● Task to carry out: In the entries below, find the lines that contain the word "this" and copy them.

● Records:
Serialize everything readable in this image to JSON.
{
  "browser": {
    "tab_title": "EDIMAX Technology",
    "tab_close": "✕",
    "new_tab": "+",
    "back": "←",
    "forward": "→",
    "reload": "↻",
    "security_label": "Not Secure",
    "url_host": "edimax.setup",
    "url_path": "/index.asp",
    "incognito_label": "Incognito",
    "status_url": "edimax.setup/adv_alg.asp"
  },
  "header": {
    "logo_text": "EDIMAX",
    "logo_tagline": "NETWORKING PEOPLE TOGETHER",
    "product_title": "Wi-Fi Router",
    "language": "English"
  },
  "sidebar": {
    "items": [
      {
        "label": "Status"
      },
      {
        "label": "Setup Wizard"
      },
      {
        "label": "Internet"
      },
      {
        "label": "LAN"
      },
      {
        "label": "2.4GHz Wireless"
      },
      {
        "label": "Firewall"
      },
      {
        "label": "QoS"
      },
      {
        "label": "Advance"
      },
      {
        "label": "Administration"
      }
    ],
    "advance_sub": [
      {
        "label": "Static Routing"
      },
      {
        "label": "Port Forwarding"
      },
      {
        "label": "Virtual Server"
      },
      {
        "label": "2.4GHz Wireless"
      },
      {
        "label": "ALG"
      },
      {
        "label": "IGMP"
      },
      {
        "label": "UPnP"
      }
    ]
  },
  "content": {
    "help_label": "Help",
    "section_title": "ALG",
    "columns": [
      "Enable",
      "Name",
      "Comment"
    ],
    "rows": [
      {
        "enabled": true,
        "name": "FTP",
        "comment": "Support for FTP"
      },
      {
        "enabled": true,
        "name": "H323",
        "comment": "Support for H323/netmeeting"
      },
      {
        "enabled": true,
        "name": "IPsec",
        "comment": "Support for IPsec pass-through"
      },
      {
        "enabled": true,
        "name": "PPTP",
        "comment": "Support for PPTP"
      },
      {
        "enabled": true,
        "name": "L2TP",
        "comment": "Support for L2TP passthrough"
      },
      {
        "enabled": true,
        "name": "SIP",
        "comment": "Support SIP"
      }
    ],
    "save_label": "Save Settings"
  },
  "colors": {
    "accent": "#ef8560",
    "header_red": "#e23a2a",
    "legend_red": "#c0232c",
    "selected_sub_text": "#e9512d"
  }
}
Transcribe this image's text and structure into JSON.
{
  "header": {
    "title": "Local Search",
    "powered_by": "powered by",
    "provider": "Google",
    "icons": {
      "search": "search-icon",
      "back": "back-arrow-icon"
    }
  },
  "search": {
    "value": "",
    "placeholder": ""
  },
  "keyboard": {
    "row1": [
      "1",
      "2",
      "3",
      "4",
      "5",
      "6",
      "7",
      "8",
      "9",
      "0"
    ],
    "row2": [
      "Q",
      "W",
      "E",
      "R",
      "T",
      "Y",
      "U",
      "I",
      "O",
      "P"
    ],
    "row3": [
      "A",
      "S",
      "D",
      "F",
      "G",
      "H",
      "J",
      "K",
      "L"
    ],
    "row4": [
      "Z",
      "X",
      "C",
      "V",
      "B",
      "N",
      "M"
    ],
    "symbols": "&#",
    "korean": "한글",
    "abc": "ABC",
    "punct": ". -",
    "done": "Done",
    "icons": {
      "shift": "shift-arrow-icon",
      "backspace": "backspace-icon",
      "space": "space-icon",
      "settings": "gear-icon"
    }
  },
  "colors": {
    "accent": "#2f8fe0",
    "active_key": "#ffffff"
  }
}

● Expected output:
Serialize everything readable in this image to JSON.
Transcribe this image's text and structure into JSON.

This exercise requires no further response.